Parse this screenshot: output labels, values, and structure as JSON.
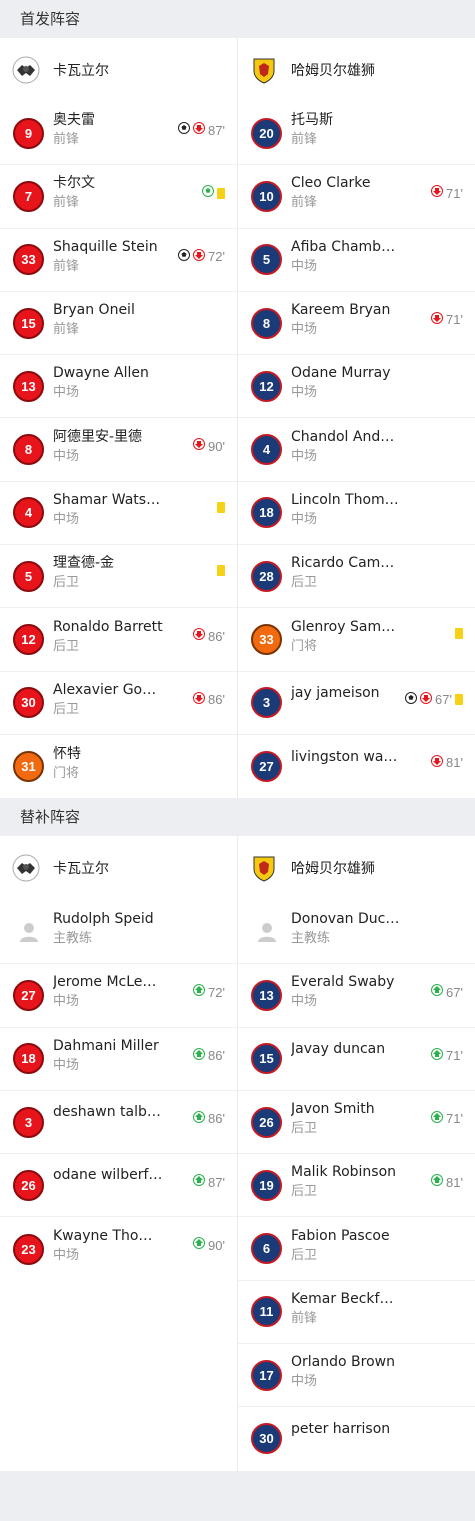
{
  "starting": {
    "title": "首发阵容",
    "home": {
      "name": "卡瓦立尔",
      "players": [
        {
          "num": "9",
          "name": "奥夫雷",
          "pos": "前锋",
          "color": "red",
          "goal": true,
          "sub_out": "87'",
          "ycard": false
        },
        {
          "num": "7",
          "name": "卡尔文",
          "pos": "前锋",
          "color": "red",
          "goal_green": true,
          "ycard": true
        },
        {
          "num": "33",
          "name": "Shaquille Stein",
          "pos": "前锋",
          "color": "red",
          "goal": true,
          "sub_out": "72'"
        },
        {
          "num": "15",
          "name": "Bryan Oneil",
          "pos": "前锋",
          "color": "red"
        },
        {
          "num": "13",
          "name": "Dwayne Allen",
          "pos": "中场",
          "color": "red"
        },
        {
          "num": "8",
          "name": "阿德里安-里德",
          "pos": "中场",
          "color": "red",
          "sub_out": "90'"
        },
        {
          "num": "4",
          "name": "Shamar Watson",
          "pos": "中场",
          "color": "red",
          "ycard": true
        },
        {
          "num": "5",
          "name": "理查德-金",
          "pos": "后卫",
          "color": "red",
          "ycard": true
        },
        {
          "num": "12",
          "name": "Ronaldo Barrett",
          "pos": "后卫",
          "color": "red",
          "sub_out": "86'"
        },
        {
          "num": "30",
          "name": "Alexavier Go…",
          "pos": "后卫",
          "color": "red",
          "sub_out": "86'"
        },
        {
          "num": "31",
          "name": "怀特",
          "pos": "门将",
          "color": "orange"
        }
      ]
    },
    "away": {
      "name": "哈姆贝尔雄狮",
      "players": [
        {
          "num": "20",
          "name": "托马斯",
          "pos": "前锋",
          "color": "navy"
        },
        {
          "num": "10",
          "name": "Cleo Clarke",
          "pos": "前锋",
          "color": "navy",
          "sub_out": "71'"
        },
        {
          "num": "5",
          "name": "Afiba Chambers",
          "pos": "中场",
          "color": "navy"
        },
        {
          "num": "8",
          "name": "Kareem Bryan",
          "pos": "中场",
          "color": "navy",
          "sub_out": "71'"
        },
        {
          "num": "12",
          "name": "Odane Murray",
          "pos": "中场",
          "color": "navy"
        },
        {
          "num": "4",
          "name": "Chandol Ande…",
          "pos": "中场",
          "color": "navy"
        },
        {
          "num": "18",
          "name": "Lincoln Thom…",
          "pos": "中场",
          "color": "navy"
        },
        {
          "num": "28",
          "name": "Ricardo Cam…",
          "pos": "后卫",
          "color": "navy"
        },
        {
          "num": "33",
          "name": "Glenroy Samuel",
          "pos": "门将",
          "color": "orange",
          "ycard": true
        },
        {
          "num": "3",
          "name": "jay jameison",
          "pos": "",
          "color": "navy",
          "goal": true,
          "sub_out": "67'",
          "ycard": true
        },
        {
          "num": "27",
          "name": "livingston wal…",
          "pos": "",
          "color": "navy",
          "sub_out": "81'"
        }
      ]
    }
  },
  "subs": {
    "title": "替补阵容",
    "home": {
      "name": "卡瓦立尔",
      "coach": {
        "name": "Rudolph Speid",
        "role": "主教练"
      },
      "players": [
        {
          "num": "27",
          "name": "Jerome McLe…",
          "pos": "中场",
          "color": "red",
          "sub_in": "72'"
        },
        {
          "num": "18",
          "name": "Dahmani Miller",
          "pos": "中场",
          "color": "red",
          "sub_in": "86'"
        },
        {
          "num": "3",
          "name": "deshawn talbert",
          "pos": "",
          "color": "red",
          "sub_in": "86'"
        },
        {
          "num": "26",
          "name": "odane wilberf…",
          "pos": "",
          "color": "red",
          "sub_in": "87'"
        },
        {
          "num": "23",
          "name": "Kwayne Tho…",
          "pos": "中场",
          "color": "red",
          "sub_in": "90'"
        }
      ]
    },
    "away": {
      "name": "哈姆贝尔雄狮",
      "coach": {
        "name": "Donovan Duckie",
        "role": "主教练"
      },
      "players": [
        {
          "num": "13",
          "name": "Everald Swaby",
          "pos": "中场",
          "color": "navy",
          "sub_in": "67'"
        },
        {
          "num": "15",
          "name": "Javay duncan",
          "pos": "",
          "color": "navy",
          "sub_in": "71'"
        },
        {
          "num": "26",
          "name": "Javon Smith",
          "pos": "后卫",
          "color": "navy",
          "sub_in": "71'"
        },
        {
          "num": "19",
          "name": "Malik Robinson",
          "pos": "后卫",
          "color": "navy",
          "sub_in": "81'"
        },
        {
          "num": "6",
          "name": "Fabion Pascoe",
          "pos": "后卫",
          "color": "navy"
        },
        {
          "num": "11",
          "name": "Kemar Beckf…",
          "pos": "前锋",
          "color": "navy"
        },
        {
          "num": "17",
          "name": "Orlando Brown",
          "pos": "中场",
          "color": "navy"
        },
        {
          "num": "30",
          "name": "peter harrison",
          "pos": "",
          "color": "navy"
        }
      ]
    }
  },
  "colors": {
    "red": "#e8141b",
    "navy": "#1a3a78",
    "orange": "#f26a0f",
    "yellow_card": "#f7d116",
    "sub_in": "#2bb24c",
    "sub_out": "#e8141b"
  }
}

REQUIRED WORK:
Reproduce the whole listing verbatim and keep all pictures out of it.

WRITTEN SOLUTION:
Parse this screenshot: output labels, values, and structure as JSON.
{
  "starting": {
    "title": "首发阵容",
    "home": {
      "name": "卡瓦立尔",
      "players": [
        {
          "num": "9",
          "name": "奥夫雷",
          "pos": "前锋",
          "color": "red",
          "goal": true,
          "sub_out": "87'",
          "ycard": false
        },
        {
          "num": "7",
          "name": "卡尔文",
          "pos": "前锋",
          "color": "red",
          "goal_green": true,
          "ycard": true
        },
        {
          "num": "33",
          "name": "Shaquille Stein",
          "pos": "前锋",
          "color": "red",
          "goal": true,
          "sub_out": "72'"
        },
        {
          "num": "15",
          "name": "Bryan Oneil",
          "pos": "前锋",
          "color": "red"
        },
        {
          "num": "13",
          "name": "Dwayne Allen",
          "pos": "中场",
          "color": "red"
        },
        {
          "num": "8",
          "name": "阿德里安-里德",
          "pos": "中场",
          "color": "red",
          "sub_out": "90'"
        },
        {
          "num": "4",
          "name": "Shamar Watson",
          "pos": "中场",
          "color": "red",
          "ycard": true
        },
        {
          "num": "5",
          "name": "理查德-金",
          "pos": "后卫",
          "color": "red",
          "ycard": true
        },
        {
          "num": "12",
          "name": "Ronaldo Barrett",
          "pos": "后卫",
          "color": "red",
          "sub_out": "86'"
        },
        {
          "num": "30",
          "name": "Alexavier Go…",
          "pos": "后卫",
          "color": "red",
          "sub_out": "86'"
        },
        {
          "num": "31",
          "name": "怀特",
          "pos": "门将",
          "color": "orange"
        }
      ]
    },
    "away": {
      "name": "哈姆贝尔雄狮",
      "players": [
        {
          "num": "20",
          "name": "托马斯",
          "pos": "前锋",
          "color": "navy"
        },
        {
          "num": "10",
          "name": "Cleo Clarke",
          "pos": "前锋",
          "color": "navy",
          "sub_out": "71'"
        },
        {
          "num": "5",
          "name": "Afiba Chambers",
          "pos": "中场",
          "color": "navy"
        },
        {
          "num": "8",
          "name": "Kareem Bryan",
          "pos": "中场",
          "color": "navy",
          "sub_out": "71'"
        },
        {
          "num": "12",
          "name": "Odane Murray",
          "pos": "中场",
          "color": "navy"
        },
        {
          "num": "4",
          "name": "Chandol Ande…",
          "pos": "中场",
          "color": "navy"
        },
        {
          "num": "18",
          "name": "Lincoln Thom…",
          "pos": "中场",
          "color": "navy"
        },
        {
          "num": "28",
          "name": "Ricardo Cam…",
          "pos": "后卫",
          "color": "navy"
        },
        {
          "num": "33",
          "name": "Glenroy Samuel",
          "pos": "门将",
          "color": "orange",
          "ycard": true
        },
        {
          "num": "3",
          "name": "jay jameison",
          "pos": "",
          "color": "navy",
          "goal": true,
          "sub_out": "67'",
          "ycard": true
        },
        {
          "num": "27",
          "name": "livingston wal…",
          "pos": "",
          "color": "navy",
          "sub_out": "81'"
        }
      ]
    }
  },
  "subs": {
    "title": "替补阵容",
    "home": {
      "name": "卡瓦立尔",
      "coach": {
        "name": "Rudolph Speid",
        "role": "主教练"
      },
      "players": [
        {
          "num": "27",
          "name": "Jerome McLe…",
          "pos": "中场",
          "color": "red",
          "sub_in": "72'"
        },
        {
          "num": "18",
          "name": "Dahmani Miller",
          "pos": "中场",
          "color": "red",
          "sub_in": "86'"
        },
        {
          "num": "3",
          "name": "deshawn talbert",
          "pos": "",
          "color": "red",
          "sub_in": "86'"
        },
        {
          "num": "26",
          "name": "odane wilberf…",
          "pos": "",
          "color": "red",
          "sub_in": "87'"
        },
        {
          "num": "23",
          "name": "Kwayne Tho…",
          "pos": "中场",
          "color": "red",
          "sub_in": "90'"
        }
      ]
    },
    "away": {
      "name": "哈姆贝尔雄狮",
      "coach": {
        "name": "Donovan Duckie",
        "role": "主教练"
      },
      "players": [
        {
          "num": "13",
          "name": "Everald Swaby",
          "pos": "中场",
          "color": "navy",
          "sub_in": "67'"
        },
        {
          "num": "15",
          "name": "Javay duncan",
          "pos": "",
          "color": "navy",
          "sub_in": "71'"
        },
        {
          "num": "26",
          "name": "Javon Smith",
          "pos": "后卫",
          "color": "navy",
          "sub_in": "71'"
        },
        {
          "num": "19",
          "name": "Malik Robinson",
          "pos": "后卫",
          "color": "navy",
          "sub_in": "81'"
        },
        {
          "num": "6",
          "name": "Fabion Pascoe",
          "pos": "后卫",
          "color": "navy"
        },
        {
          "num": "11",
          "name": "Kemar Beckf…",
          "pos": "前锋",
          "color": "navy"
        },
        {
          "num": "17",
          "name": "Orlando Brown",
          "pos": "中场",
          "color": "navy"
        },
        {
          "num": "30",
          "name": "peter harrison",
          "pos": "",
          "color": "navy"
        }
      ]
    }
  },
  "colors": {
    "red": "#e8141b",
    "navy": "#1a3a78",
    "orange": "#f26a0f",
    "yellow_card": "#f7d116",
    "sub_in": "#2bb24c",
    "sub_out": "#e8141b"
  }
}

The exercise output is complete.